Welp, here it is…you made this the most read and most shared post on my blog in 2018. Thank you for going along on this countdown, and thank you for engaging with me through the content here at Helping Churches Make Vision Real! If you missed out on the countdown, no worries, I’ll post them all in one succinct list for you in a week or so.
There are a lot of reasons people go and check out a church for the first time. Maybe someone they know gets married and they go to celebrate their wedding or someone they know passes away and they go for the funeral. It may be that they already go to church on a regular basis and they move to a new area and are looking for a new church, or they decide to leave their old church for any number of reasons and are trying to find a new one. It may be that they saw some clever marketing from your church and decided to try it out or there is some crisis going on in their life and they think they might find some answers at church. Like I said, there are a lot of reasons people check out a church for the first time.
For all of those possibilities, the number one reason people attend a church for the first time is still because a friend personally invites them.
If your church is serious about growing and reaching new people you’ve got to figure out what is keeping people from inviting their friends. While many church leaders blame their people for not inviting their friends because they’re not “spiritually mature enough” or don’t have a “deep burden” for the lost I’d suggest it may be less complicated than that. It may be your fault.
#1 Quality Matters…a lot

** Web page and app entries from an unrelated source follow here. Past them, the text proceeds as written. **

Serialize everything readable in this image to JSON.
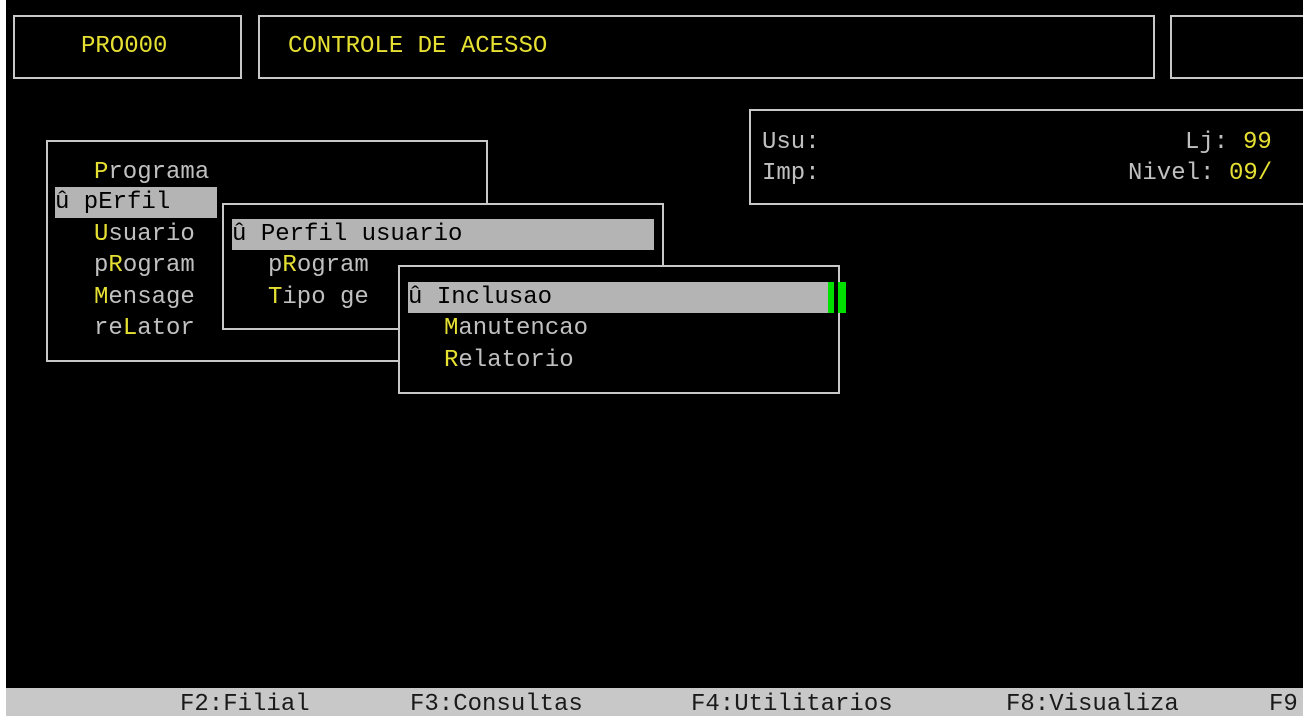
{
  "header": {
    "program_code": "PRO000",
    "title": "CONTROLE DE ACESSO"
  },
  "info_panel": {
    "usu_label": "Usu:",
    "imp_label": "Imp:",
    "lj_label": "Lj:",
    "lj_value": "99",
    "nivel_label": "Nivel:",
    "nivel_value": "09/"
  },
  "main_menu": {
    "items": [
      {
        "label": "Programa",
        "hotkey": "P",
        "selected": false
      },
      {
        "label": "pErfil",
        "hotkey": "E",
        "selected": true,
        "marker": "û"
      },
      {
        "label": "Usuario",
        "hotkey": "U",
        "selected": false
      },
      {
        "label": "pRogram",
        "hotkey": "R",
        "selected": false
      },
      {
        "label": "Mensage",
        "hotkey": "M",
        "selected": false
      },
      {
        "label": "reLator",
        "hotkey": "L",
        "selected": false
      }
    ]
  },
  "perfil_menu": {
    "items": [
      {
        "label": "Perfil usuario",
        "selected": true,
        "marker": "û"
      },
      {
        "label": "pRogram",
        "hotkey": "R",
        "selected": false
      },
      {
        "label": "Tipo ge",
        "hotkey": "T",
        "selected": false
      }
    ]
  },
  "perfil_usuario_menu": {
    "items": [
      {
        "label": "Inclusao",
        "selected": true,
        "marker": "û"
      },
      {
        "label": "Manutencao",
        "hotkey": "M",
        "selected": false
      },
      {
        "label": "Relatorio",
        "hotkey": "R",
        "selected": false
      }
    ]
  },
  "function_keys": [
    {
      "label": "F2:Filial"
    },
    {
      "label": "F3:Consultas"
    },
    {
      "label": "F4:Utilitarios"
    },
    {
      "label": "F8:Visualiza"
    },
    {
      "label": "F9"
    }
  ],
  "colors": {
    "background": "#000000",
    "text": "#c0c0c0",
    "hotkey": "#e6e033",
    "highlight_bg": "#b4b4b4",
    "cursor": "#00e000",
    "statusbar": "#c8c8c8"
  }
}
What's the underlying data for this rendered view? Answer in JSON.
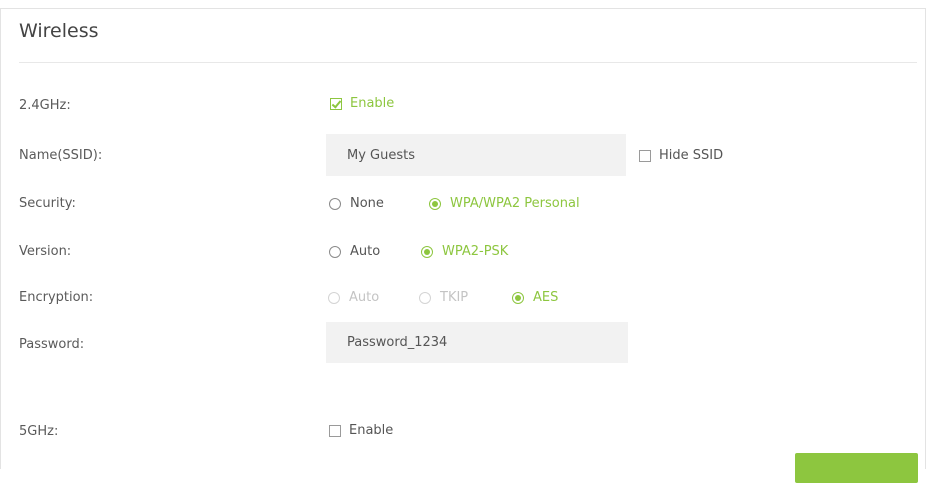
{
  "section": {
    "title": "Wireless"
  },
  "band24": {
    "label": "2.4GHz:",
    "enable_label": "Enable",
    "enabled": true
  },
  "ssid": {
    "label": "Name(SSID):",
    "value": "My Guests",
    "hide_label": "Hide SSID",
    "hidden": false
  },
  "security": {
    "label": "Security:",
    "options": [
      {
        "label": "None",
        "selected": false
      },
      {
        "label": "WPA/WPA2 Personal",
        "selected": true
      }
    ]
  },
  "version": {
    "label": "Version:",
    "options": [
      {
        "label": "Auto",
        "selected": false
      },
      {
        "label": "WPA2-PSK",
        "selected": true
      }
    ]
  },
  "encryption": {
    "label": "Encryption:",
    "options": [
      {
        "label": "Auto",
        "selected": false,
        "disabled": true
      },
      {
        "label": "TKIP",
        "selected": false,
        "disabled": true
      },
      {
        "label": "AES",
        "selected": true,
        "disabled": false
      }
    ]
  },
  "password": {
    "label": "Password:",
    "value": "Password_1234"
  },
  "band5": {
    "label": "5GHz:",
    "enable_label": "Enable",
    "enabled": false
  },
  "colors": {
    "accent": "#8dc63f",
    "text": "#555555",
    "field_bg": "#f2f2f2",
    "disabled": "#c4c4c4"
  }
}
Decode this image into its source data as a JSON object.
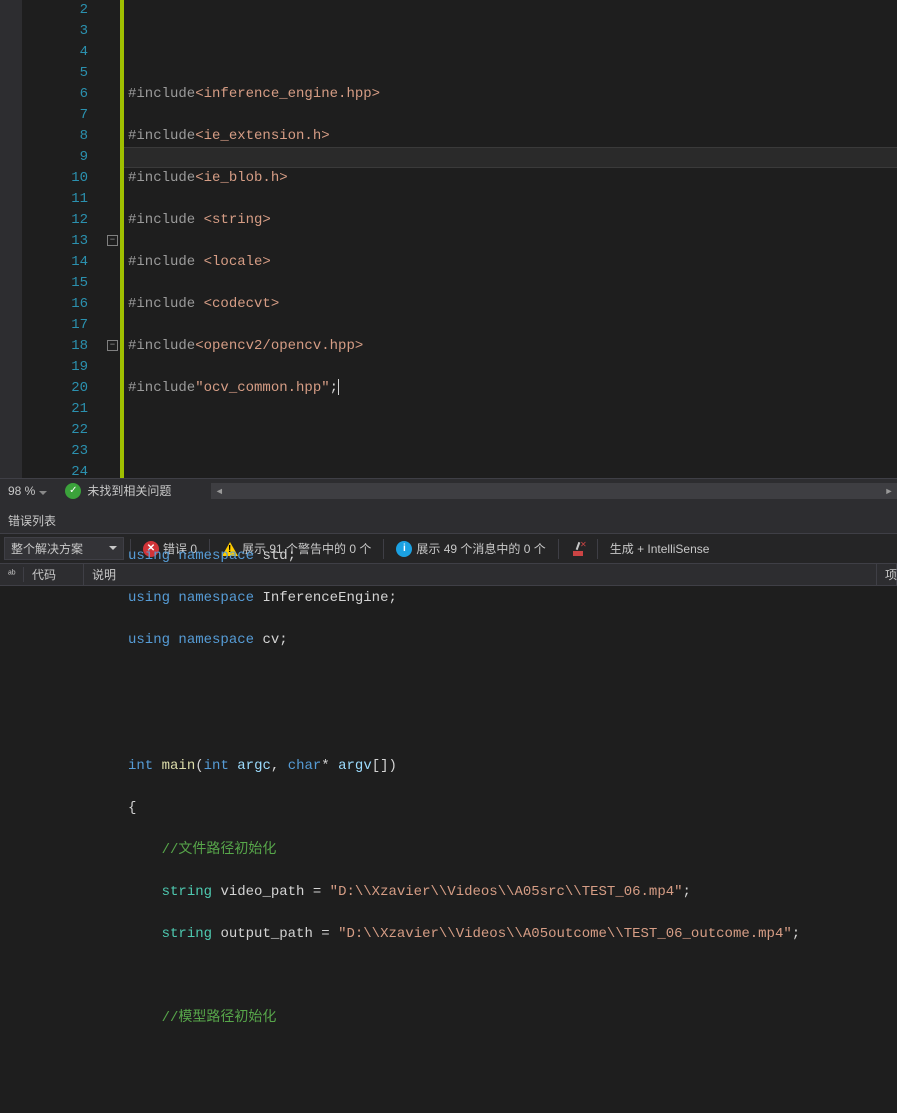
{
  "code": {
    "lines": [
      2,
      3,
      4,
      5,
      6,
      7,
      8,
      9,
      10,
      11,
      12,
      13,
      14,
      15,
      16,
      17,
      18,
      19,
      20,
      21,
      22,
      23,
      24
    ],
    "l2": {
      "pp": "#include",
      "str": "<inference_engine.hpp>"
    },
    "l3": {
      "pp": "#include",
      "str": "<ie_extension.h>"
    },
    "l4": {
      "pp": "#include",
      "str": "<ie_blob.h>"
    },
    "l5": {
      "pp": "#include ",
      "str": "<string>"
    },
    "l6": {
      "pp": "#include ",
      "str": "<locale>"
    },
    "l7": {
      "pp": "#include ",
      "str": "<codecvt>"
    },
    "l8": {
      "pp": "#include",
      "str": "<opencv2/opencv.hpp>"
    },
    "l9": {
      "pp": "#include",
      "str": "\"ocv_common.hpp\"",
      "semi": ";"
    },
    "l13": {
      "kw1": "using",
      "kw2": "namespace",
      "id": "std",
      "semi": ";"
    },
    "l14": {
      "kw1": "using",
      "kw2": "namespace",
      "id": "InferenceEngine",
      "semi": ";"
    },
    "l15": {
      "kw1": "using",
      "kw2": "namespace",
      "id": "cv",
      "semi": ";"
    },
    "l18": {
      "type": "int",
      "func": "main",
      "p1t": "int",
      "p1n": "argc",
      "p2t": "char",
      "p2n": "argv"
    },
    "l19": {
      "brace": "{"
    },
    "l20": {
      "com": "//文件路径初始化"
    },
    "l21": {
      "type": "string",
      "var": "video_path",
      "eq": "=",
      "str": "\"D:\\\\Xzavier\\\\Videos\\\\A05src\\\\TEST_06.mp4\"",
      "semi": ";"
    },
    "l22": {
      "type": "string",
      "var": "output_path",
      "eq": "=",
      "str": "\"D:\\\\Xzavier\\\\Videos\\\\A05outcome\\\\TEST_06_outcome.mp4\"",
      "semi": ";"
    },
    "l24": {
      "com": "//模型路径初始化"
    }
  },
  "status": {
    "zoom": "98 %",
    "no_issues": "未找到相关问题"
  },
  "errors": {
    "title": "错误列表",
    "scope": "整个解决方案",
    "err_label": "错误 0",
    "warn_label": "展示 91 个警告中的 0 个",
    "msg_label": "展示 49 个消息中的 0 个",
    "build_label": "生成 + IntelliSense",
    "col_code": "代码",
    "col_desc": "说明",
    "col_proj": "项"
  }
}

I know churches don’t like to talk about this but it’s an unavoidable truth if you really want to reach and introduce new people to Jesus. I’ve been in too many churches whose facilities have not been maintained, they’re fresh out of 1978 and it’s not on par with other public space in their community. I’ve seen too many churches with someone leading worship on stage that just can’t sing. I’ve also been to too many churches who claim to be friendly but if you’re not an insider no one ever talks to you. I don’t think any of those churches intended to push away guests, but they did. Where did we get this idea that intent supersedes experience? I think we’ve misread the Scriptures that teach us that while man looks on the outside that God looks on the heart. The fact that God looks at the heart should challenge us and the fact that man looks on the outside should also challenge us! I don’t think that scripture in particular is a judgement statement in so much as it is a simple observation and fact. I could go on, but I think you get my point.
Question: Is what we are offering our guests quality? Are people not inviting their friends because they’re embarrassed to? How could we do less but do it with greater quality?
#2 New People bring New People
In John chapter 4 an entire village of people meets Jesus. Not because a missionary or pastor went to them or someone went through an evangelism training course but because of a simple invitation. A woman who had known Jesus for all of a couple of minutes invited everyone she knew to meet Him too. She was “new to Jesus.” New to Jesus people don’t need to be sequestered from their friends who don’t know Jesus and placed into some training program and then “sent” back out. They need to be encouraged to simply invite their friend to Jesus. Most people in our churches who have been around Jesus the longest invite the fewest people to Him (seems a little wrong if you ask me…but what do I know). This usually happens because over time they hang out with less and less people who are unfamiliar with Jesus. They wake up one day and all of their friends are Christians.
Question: Do we have new people at our church, and are we investing more in new people or in people who have been around for a while?
#3 Guest Comfort Level
Now I’m getting really shallow. I know. But like it or not if guests aren’t comfortable they aren’t going to be a lot of them at your church. There are a lot of things that can make a guest feel uncomfortable at your church. I’ve been to churches that don’t ever mention guests in their services. I’ve been to some churches that had really poor signage and I had no idea how to navigate the facility. I’ve been to churches that ask guests to remain seated during the service so regular attenders can come say hello (yea, there is no way I’m doing that). I’ve been to churches that tell people if they want to get into a small group to go see Cindi and I’ve thought to myself, “Who’s Cindi and where am I supposed to meet her if I want to get into a Small Group?” Churches are notorious for making outsiders feel like, well…outsiders. And then they wonder why guests don’t come back.
Question: What insider behaviors and language do we use that makes it difficult for outsiders to gain access to Jesus?
Now I’ve probably finally gone off the deep end with this one. But if your church isn’t fun, if people don’t laugh, they simply aren’t going to invite their friends. No one invites their friends to stuff that isn’t fun. If kids don’t have a good experience at your church, you might be doing it wrong. If people don’t laugh at some point you might be doing it wrong. Jesus was actually really funny by the way. Jim Rayburn the founder of Young Life said, ”It’s a sin to bore a kid.” If that’s true then a lot of our churches might be in risk of sinning. Hmmmm… (yes I said people may not invite their friends to your church because it’s boring)
Question: Do people have fun when they come to our church? What can we do to help church be a fun experience?
If you’re a courageous church leader it may be worth your time to get your Sr. Leadership Team together to discuss where in your community people invite their friends to go with them to. Seriously, make a real list on a white board or something. Then make another list of all the reasons people invite their friends to go there with them. Then finally compare that to your church…you may be onto something at that point.
Posted in Leadership